The future of the Lockheed Martin F-35 programme is at risk over software concerns and a breakdown in the relationships between the contractor and the government, says the deputy chief of the F-35 joint programme office (JPO).
"There is no more money and no more time on this programme," Maj Gen Christopher Bogdan told reporters at the Air Force Association convention. "We will not go back and ask for more, simple as that."
Bogdan's comments covered a wide range of concerns, but he focused on the status of software development. In particular, he warned that the autonomic logistics information system (ALIS) - the nerve centre for F-35 maintenance and sustainment all over the world - is falling dangerously behind schedule.
While ALIS has been in works for several years, security issues with software have required a new approach. The new system, version 1.03, is currently in testing that is expected to be completed in November. The US Marine Corps, one of the primary customers of the aircraft, is planning to deploy short take-off and vertical landing F-35Bs to its training base in Yuma, Arizona, but without a certified and functional ALIS system, the aircraft are essentially inoperable.
Some F-35s have been fully constructed by Lockheed, but the US Air Force has not accepted them for delivery "because there's no point unless ALIS works," says Bogdan. "If we don't get ALIS right, we are not flying aircraft."
Software is another sticking point. The aircraft has over 10 million lines of code that it requires to function. While Lockheed has "made some tactical progress" on fixing software issues, installing and operating the complex Block 3 software remains the largest hurdle, and one that Bogdan says has greatest risk of causing programme delay.

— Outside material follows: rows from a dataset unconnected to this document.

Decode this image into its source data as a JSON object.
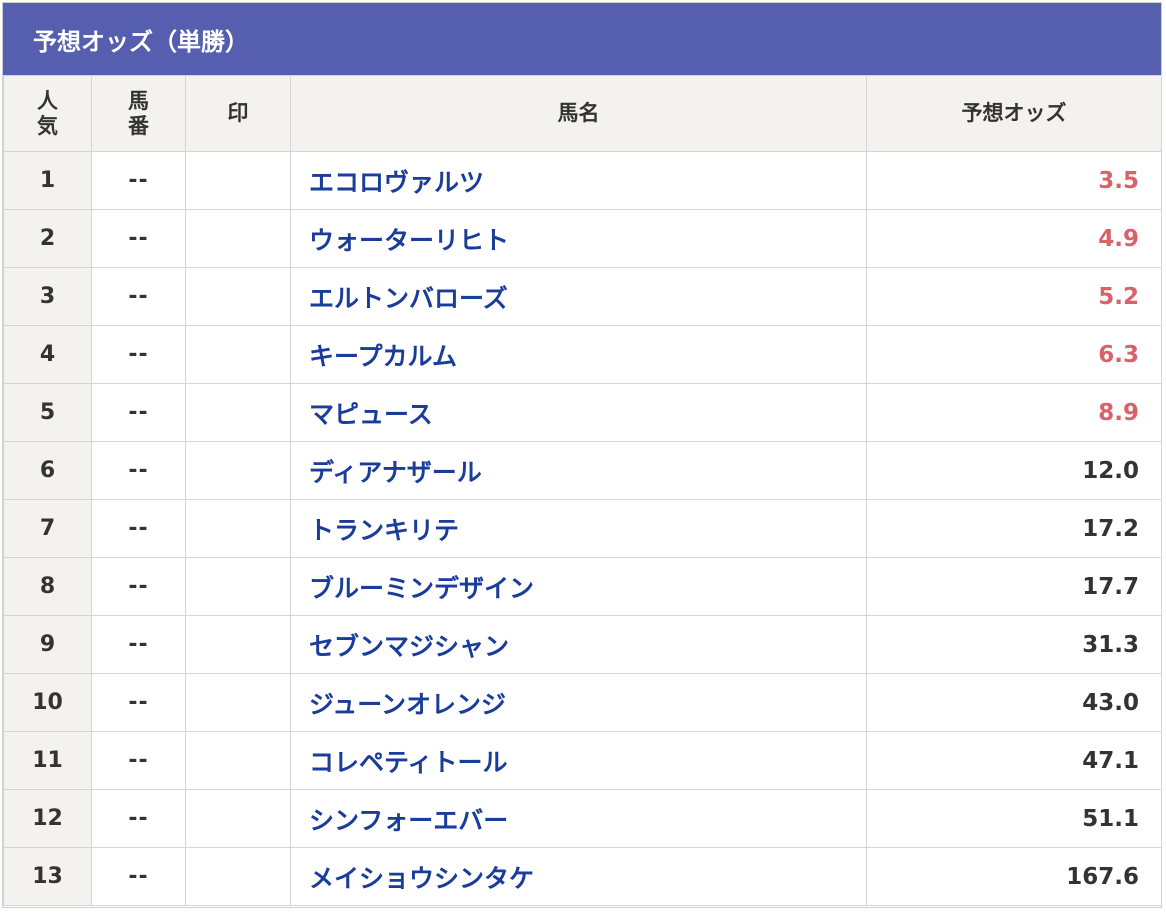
{
  "title": "予想オッズ（単勝）",
  "columns": {
    "rank": [
      "人",
      "気"
    ],
    "number": [
      "馬",
      "番"
    ],
    "mark": "印",
    "name": "馬名",
    "odds": "予想オッズ"
  },
  "rows": [
    {
      "rank": "1",
      "number": "--",
      "mark": "",
      "name": "エコロヴァルツ",
      "odds": "3.5",
      "hot": true
    },
    {
      "rank": "2",
      "number": "--",
      "mark": "",
      "name": "ウォーターリヒト",
      "odds": "4.9",
      "hot": true
    },
    {
      "rank": "3",
      "number": "--",
      "mark": "",
      "name": "エルトンバローズ",
      "odds": "5.2",
      "hot": true
    },
    {
      "rank": "4",
      "number": "--",
      "mark": "",
      "name": "キープカルム",
      "odds": "6.3",
      "hot": true
    },
    {
      "rank": "5",
      "number": "--",
      "mark": "",
      "name": "マピュース",
      "odds": "8.9",
      "hot": true
    },
    {
      "rank": "6",
      "number": "--",
      "mark": "",
      "name": "ディアナザール",
      "odds": "12.0",
      "hot": false
    },
    {
      "rank": "7",
      "number": "--",
      "mark": "",
      "name": "トランキリテ",
      "odds": "17.2",
      "hot": false
    },
    {
      "rank": "8",
      "number": "--",
      "mark": "",
      "name": "ブルーミンデザイン",
      "odds": "17.7",
      "hot": false
    },
    {
      "rank": "9",
      "number": "--",
      "mark": "",
      "name": "セブンマジシャン",
      "odds": "31.3",
      "hot": false
    },
    {
      "rank": "10",
      "number": "--",
      "mark": "",
      "name": "ジューンオレンジ",
      "odds": "43.0",
      "hot": false
    },
    {
      "rank": "11",
      "number": "--",
      "mark": "",
      "name": "コレペティトール",
      "odds": "47.1",
      "hot": false
    },
    {
      "rank": "12",
      "number": "--",
      "mark": "",
      "name": "シンフォーエバー",
      "odds": "51.1",
      "hot": false
    },
    {
      "rank": "13",
      "number": "--",
      "mark": "",
      "name": "メイショウシンタケ",
      "odds": "167.6",
      "hot": false
    }
  ],
  "colors": {
    "header_bg": "#565faf",
    "name_link": "#1a3c9a",
    "hot_odds": "#d9626a",
    "normal_odds": "#333333",
    "cell_bg": "#f3f2ee"
  }
}
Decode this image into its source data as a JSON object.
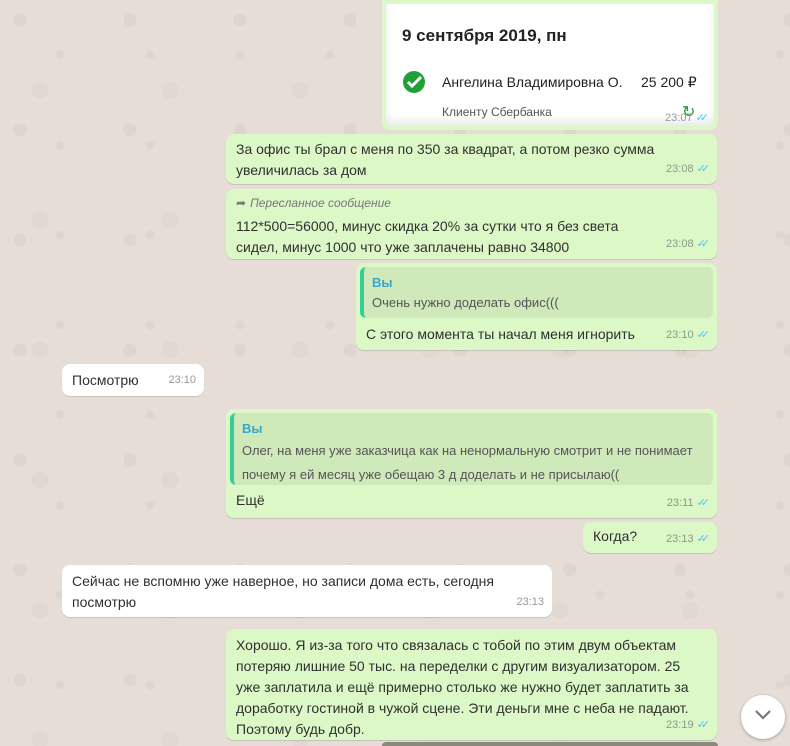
{
  "receipt": {
    "date": "9 сентября 2019, пн",
    "name": "Ангелина Владимировна О.",
    "amount": "25 200 ₽",
    "note": "Клиенту Сбербанка",
    "time": "23:07"
  },
  "messages": [
    {
      "text": "За офис ты брал с меня по 350 за квадрат, а потом резко сумма увеличилась за дом",
      "time": "23:08"
    },
    {
      "forwarded_label": "Пересланное сообщение",
      "text": "112*500=56000, минус скидка 20% за сутки что я без света сидел, минус 1000 что уже заплачены равно 34800",
      "time": "23:08"
    },
    {
      "quote_author": "Вы",
      "quote_text": "Очень нужно доделать офис(((",
      "text": "С этого момента ты начал меня игнорить",
      "time": "23:10"
    },
    {
      "text": "Посмотрю",
      "time": "23:10"
    },
    {
      "quote_author": "Вы",
      "quote_text": "Олег, на меня уже заказчица как на ненормальную смотрит и не понимает почему я ей месяц уже обещаю 3 д доделать и не присылаю((",
      "text": "Ещё",
      "time": "23:11"
    },
    {
      "text": "Когда?",
      "time": "23:13"
    },
    {
      "text": "Сейчас не вспомню уже наверное, но записи дома есть, сегодня посмотрю",
      "time": "23:13"
    },
    {
      "text": "Хорошо. Я из-за того что связалась с тобой по этим двум объектам потеряю лишние 50 тыс. на переделки с другим визуализатором. 25 уже заплатила и ещё примерно столько же нужно будет заплатить за доработку гостиной в чужой сцене. Эти деньги мне с неба не падают. Поэтому будь добр.",
      "time": "23:19"
    }
  ],
  "icons": {
    "ticks": "double-check-icon",
    "forward": "forward-arrow-icon",
    "scroll": "chevron-down-icon",
    "bank": "sberbank-logo-icon"
  },
  "colors": {
    "outgoing": "#dcf8c6",
    "incoming": "#ffffff",
    "read_ticks": "#4fc3f7",
    "quote_bar": "#35cd96",
    "bank_green": "#21a038"
  }
}
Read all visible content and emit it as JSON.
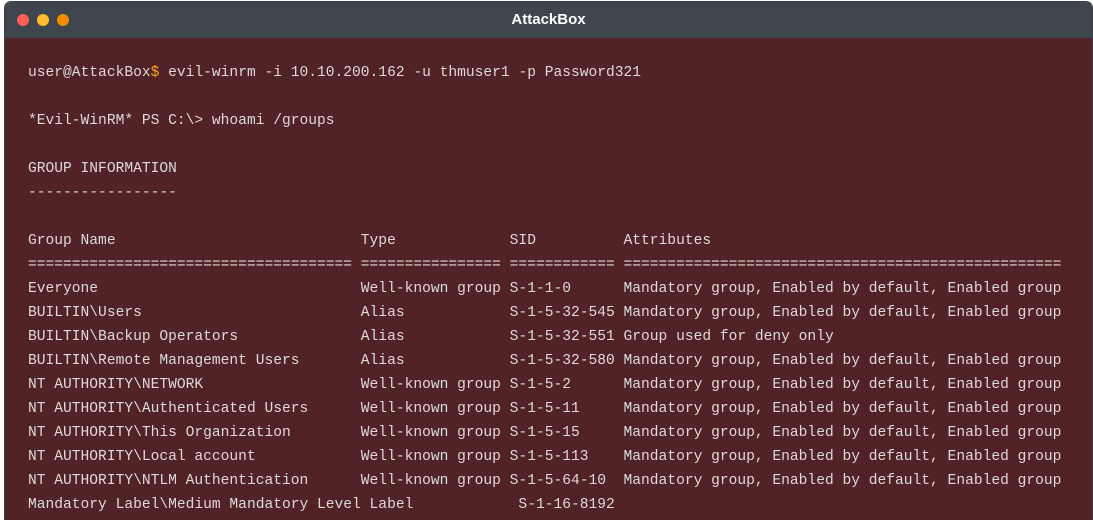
{
  "window": {
    "title": "AttackBox",
    "dot_colors": {
      "close": "#ff5f57",
      "minimize": "#febc2e",
      "zoom": "#f38b00"
    }
  },
  "terminal": {
    "background": "#512327",
    "text_color": "#dedad6",
    "prompt_color": "#f5a623",
    "prompt": {
      "user_host": "user@AttackBox",
      "symbol": "$",
      "command": " evil-winrm -i 10.10.200.162 -u thmuser1 -p Password321"
    },
    "ps_command_line": "*Evil-WinRM* PS C:\\> whoami /groups",
    "section_title": "GROUP INFORMATION",
    "section_underline": "-----------------",
    "table_header": "Group Name                            Type             SID          Attributes",
    "table_separator": "===================================== ================ ============ ==================================================",
    "rows": [
      "Everyone                              Well-known group S-1-1-0      Mandatory group, Enabled by default, Enabled group",
      "BUILTIN\\Users                         Alias            S-1-5-32-545 Mandatory group, Enabled by default, Enabled group",
      "BUILTIN\\Backup Operators              Alias            S-1-5-32-551 Group used for deny only",
      "BUILTIN\\Remote Management Users       Alias            S-1-5-32-580 Mandatory group, Enabled by default, Enabled group",
      "NT AUTHORITY\\NETWORK                  Well-known group S-1-5-2      Mandatory group, Enabled by default, Enabled group",
      "NT AUTHORITY\\Authenticated Users      Well-known group S-1-5-11     Mandatory group, Enabled by default, Enabled group",
      "NT AUTHORITY\\This Organization        Well-known group S-1-5-15     Mandatory group, Enabled by default, Enabled group",
      "NT AUTHORITY\\Local account            Well-known group S-1-5-113    Mandatory group, Enabled by default, Enabled group",
      "NT AUTHORITY\\NTLM Authentication      Well-known group S-1-5-64-10  Mandatory group, Enabled by default, Enabled group",
      "Mandatory Label\\Medium Mandatory Level Label            S-1-16-8192"
    ]
  }
}
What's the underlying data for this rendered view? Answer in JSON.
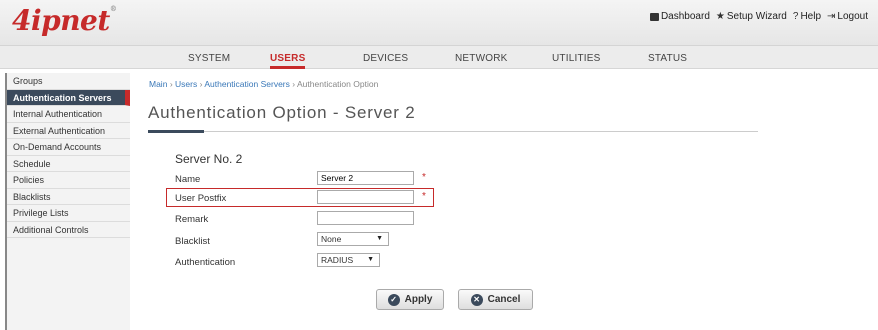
{
  "brand": {
    "logo": "4ipnet",
    "mark": "®"
  },
  "toplinks": [
    {
      "icon": "dashboard-icon",
      "label": "Dashboard"
    },
    {
      "icon": "star-icon",
      "label": "Setup Wizard"
    },
    {
      "icon": "help-icon",
      "label": "Help"
    },
    {
      "icon": "logout-icon",
      "label": "Logout"
    }
  ],
  "nav": {
    "tabs": [
      "SYSTEM",
      "USERS",
      "DEVICES",
      "NETWORK",
      "UTILITIES",
      "STATUS"
    ],
    "active": "USERS"
  },
  "sidebar": {
    "items": [
      "Groups",
      "Authentication Servers",
      "Internal Authentication",
      "External Authentication",
      "On-Demand Accounts",
      "Schedule",
      "Policies",
      "Blacklists",
      "Privilege Lists",
      "Additional Controls"
    ],
    "active": "Authentication Servers"
  },
  "breadcrumb": {
    "items": [
      "Main",
      "Users",
      "Authentication Servers",
      "Authentication Option"
    ],
    "separator": "›"
  },
  "page": {
    "title": "Authentication Option - Server 2"
  },
  "form": {
    "section_title": "Server No. 2",
    "name_label": "Name",
    "name_value": "Server 2",
    "postfix_label": "User Postfix",
    "postfix_value": "",
    "remark_label": "Remark",
    "remark_value": "",
    "required_mark": "*",
    "blacklist_label": "Blacklist",
    "blacklist_value": "None",
    "auth_label": "Authentication",
    "auth_value": "RADIUS"
  },
  "actions": {
    "apply": "Apply",
    "cancel": "Cancel"
  },
  "colors": {
    "brand_red": "#c62a2a",
    "active_bg": "#3b4a5c",
    "link": "#3a78b8"
  }
}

Though technical problems put a crimp in the programme, Bogdan says that the relationship between Lockheed, the JPO and stakeholders is "the worst I have ever seen, and I've seen a lot of bad ones. It should not take 10, 11, 12 months to negotiate a contract we've been working with for 10 years," he adds. "I think that's the biggest threat to the programme today. If we do not improve the day-to-day relationship, this will not work."
Bogdan stressed the complexity of developing, testing, building and flying the aircraft at the same time, citing competing priorities from each stakeholder.
"I am seeing some glimmers of hope in Lockheed Martin's production," he says. However, the company "should be, but [isn't], ahead of the learning curve," and production efficiencies are not being translated into lower cost to the government. Bogdan says he expects Lockheed to pass savings on.
Lockheed had no immediate comment, but says it will release a statement soon.